Among other measures, the new law strengthened the state pharmacy fee schedule by requiring that compounding pharmacies or dispensing doctors must bill for compound drugs at the ingredient level with each ingredient identified by using an applicable National Drug Code.
But CWCI found that, during its study period, the average number of NDC ingredients within compound drugs provided for injured workers increased from 3.4 to 3.8, or 13%, while the average amount paid per ingredient shot up 49% to $202.67.
“In addition, there was a 25.5% increase in the quantity per NDC ingredient but virtually no change in the average days’ supply per compound drug prescription, suggesting that more potent compound drugs are being dispensed,” CWCI reported.
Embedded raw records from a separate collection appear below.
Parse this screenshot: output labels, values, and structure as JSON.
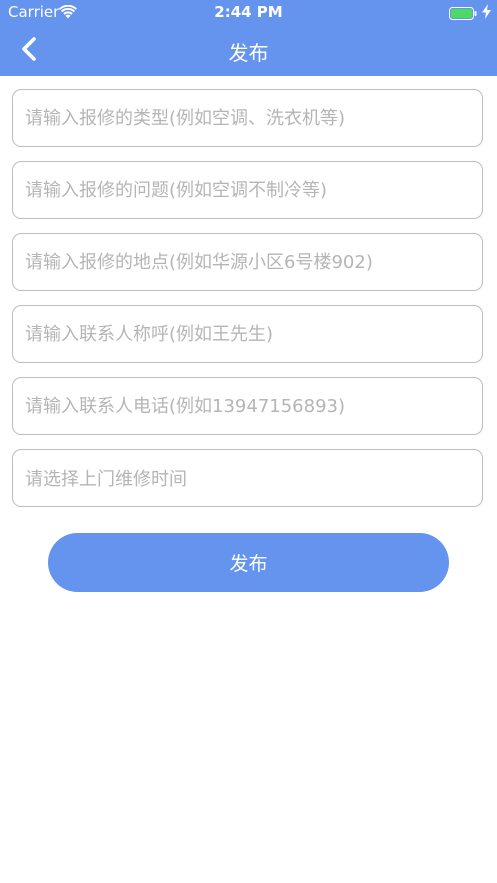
{
  "status_bar": {
    "carrier": "Carrier",
    "time": "2:44 PM",
    "wifi_icon": "wifi-icon",
    "battery_icon": "battery-icon",
    "charge_icon": "charging-bolt-icon"
  },
  "nav": {
    "title": "发布",
    "back_icon": "chevron-left-icon"
  },
  "form": {
    "repair_type_placeholder": "请输入报修的类型(例如空调、洗衣机等)",
    "repair_issue_placeholder": "请输入报修的问题(例如空调不制冷等)",
    "repair_location_placeholder": "请输入报修的地点(例如华源小区6号楼902)",
    "contact_name_placeholder": "请输入联系人称呼(例如王先生)",
    "contact_phone_placeholder": "请输入联系人电话(例如13947156893)",
    "visit_time_label": "请选择上门维修时间",
    "submit_label": "发布"
  },
  "colors": {
    "primary": "#6494EE",
    "border": "#BDBDBD",
    "placeholder": "#B5B5B5",
    "background": "#FFFFFF",
    "battery": "#4CD964"
  }
}
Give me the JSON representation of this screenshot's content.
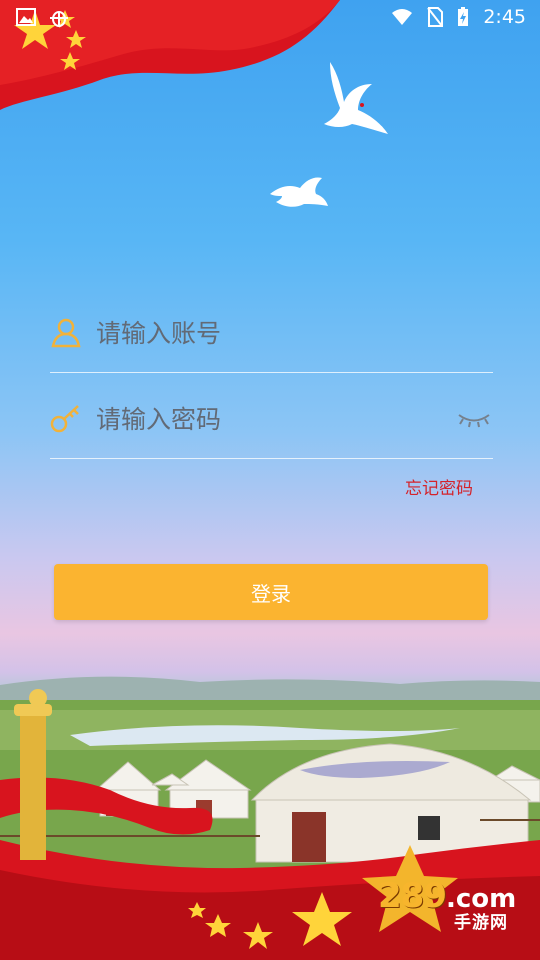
{
  "status_bar": {
    "time": "2:45"
  },
  "login": {
    "username_placeholder": "请输入账号",
    "password_placeholder": "请输入密码",
    "forgot_password": "忘记密码",
    "submit_label": "登录"
  },
  "icons": {
    "username": "user-icon",
    "password": "key-icon",
    "toggle_password": "eye-closed-icon"
  },
  "watermark": {
    "logo": "289",
    "domain": ".com",
    "subtitle": "手游网"
  },
  "colors": {
    "accent_button": "#fbb430",
    "forgot_link": "#d4232b",
    "field_icon": "#f1b23a",
    "flag_red": "#d8141e",
    "star_gold": "#ffd43a"
  }
}
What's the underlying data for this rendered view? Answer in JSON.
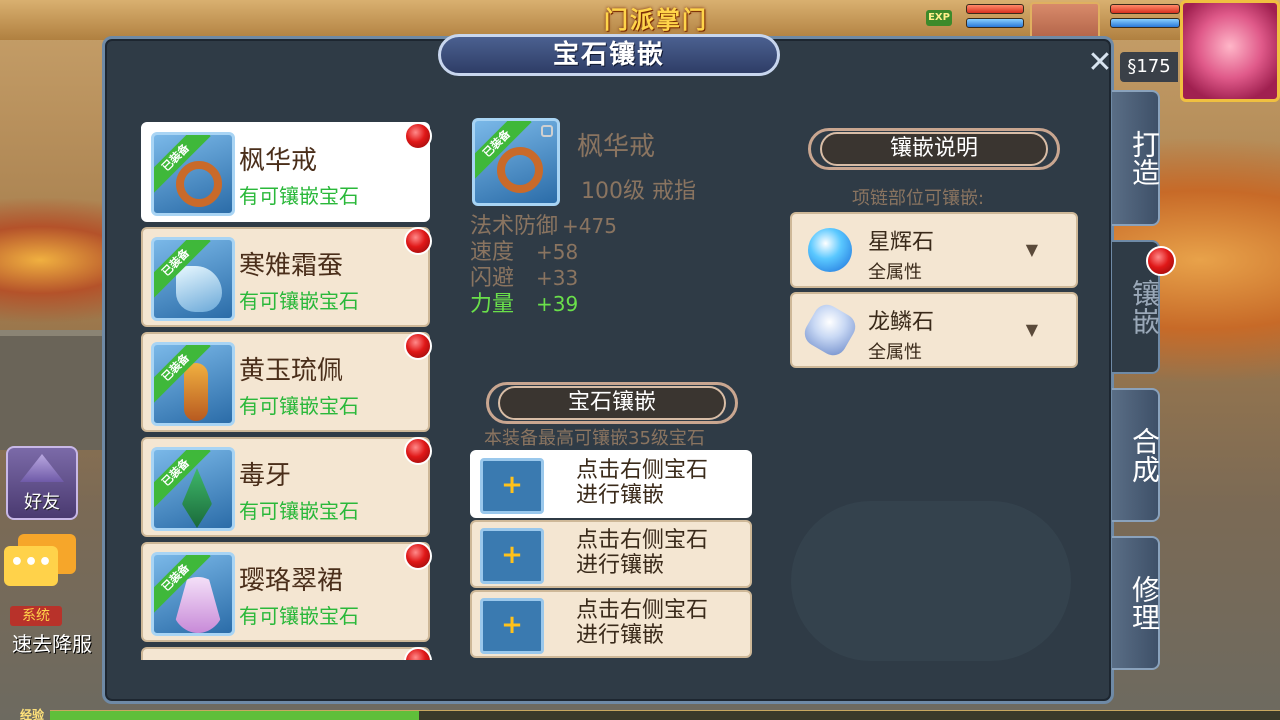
{
  "hud": {
    "banner": "门派掌门",
    "exp_badge": "EXP",
    "currency": "§175",
    "friend_label": "好友",
    "system_tag": "系统",
    "system_message": "速去降服",
    "exp_label": "经验"
  },
  "dialog": {
    "title": "宝石镶嵌"
  },
  "items": [
    {
      "name": "枫华戒",
      "status": "有可镶嵌宝石",
      "ribbon": "已装备"
    },
    {
      "name": "寒雉霜蚕",
      "status": "有可镶嵌宝石",
      "ribbon": "已装备"
    },
    {
      "name": "黄玉琉佩",
      "status": "有可镶嵌宝石",
      "ribbon": "已装备"
    },
    {
      "name": "毒牙",
      "status": "有可镶嵌宝石",
      "ribbon": "已装备"
    },
    {
      "name": "璎珞翠裙",
      "status": "有可镶嵌宝石",
      "ribbon": "已装备"
    }
  ],
  "detail": {
    "ribbon": "已装备",
    "name": "枫华戒",
    "level": "100级  戒指",
    "stats": [
      {
        "label": "法术防御",
        "value": "+475"
      },
      {
        "label": "速度",
        "value": "+58"
      },
      {
        "label": "闪避",
        "value": "+33"
      },
      {
        "label": "力量",
        "value": "+39"
      }
    ]
  },
  "socket_section": {
    "title": "宝石镶嵌",
    "hint": "本装备最高可镶嵌35级宝石",
    "slots": [
      {
        "plus": "+",
        "line1": "点击右侧宝石",
        "line2": "进行镶嵌"
      },
      {
        "plus": "+",
        "line1": "点击右侧宝石",
        "line2": "进行镶嵌"
      },
      {
        "plus": "+",
        "line1": "点击右侧宝石",
        "line2": "进行镶嵌"
      }
    ]
  },
  "gem_section": {
    "title": "镶嵌说明",
    "hint": "项链部位可镶嵌:",
    "gems": [
      {
        "name": "星辉石",
        "sub": "全属性",
        "arrow": "▼"
      },
      {
        "name": "龙鳞石",
        "sub": "全属性",
        "arrow": "▼"
      }
    ]
  },
  "tabs": [
    {
      "label": "打造"
    },
    {
      "label": "镶嵌"
    },
    {
      "label": "合成"
    },
    {
      "label": "修理"
    }
  ],
  "colors": {
    "panel_bg": "#2f3b46",
    "card_bg": "#f4e6d2",
    "status_green": "#2ab83a",
    "stat_highlight": "#6ae04a"
  }
}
CWCI reported finding that the NDC category with the highest growth rate in both price and incidence of dispensing was dextromethorphan powder. It is a synthetic morphine derivative often used as a cough suppressant.
“This ingredient, which is also sometimes used for neuropathic pain management, has recently been linked to recreational drug use,” the CWCI said. “Within the study sample, this ingredient was found to be exclusively combined with antidepressants.”
To reach its conclusions, the CWCI evaluated a dataset of 586,575 compound and noncompound prescriptions resulting in $71 million in workers comp payments.
The study is available here.
A couple of U.S. lawmakers say they will introduce legislation aimed at increasing the oversight of compound pharmaceuticals, which have been linked to the deadly meningitis outbreak.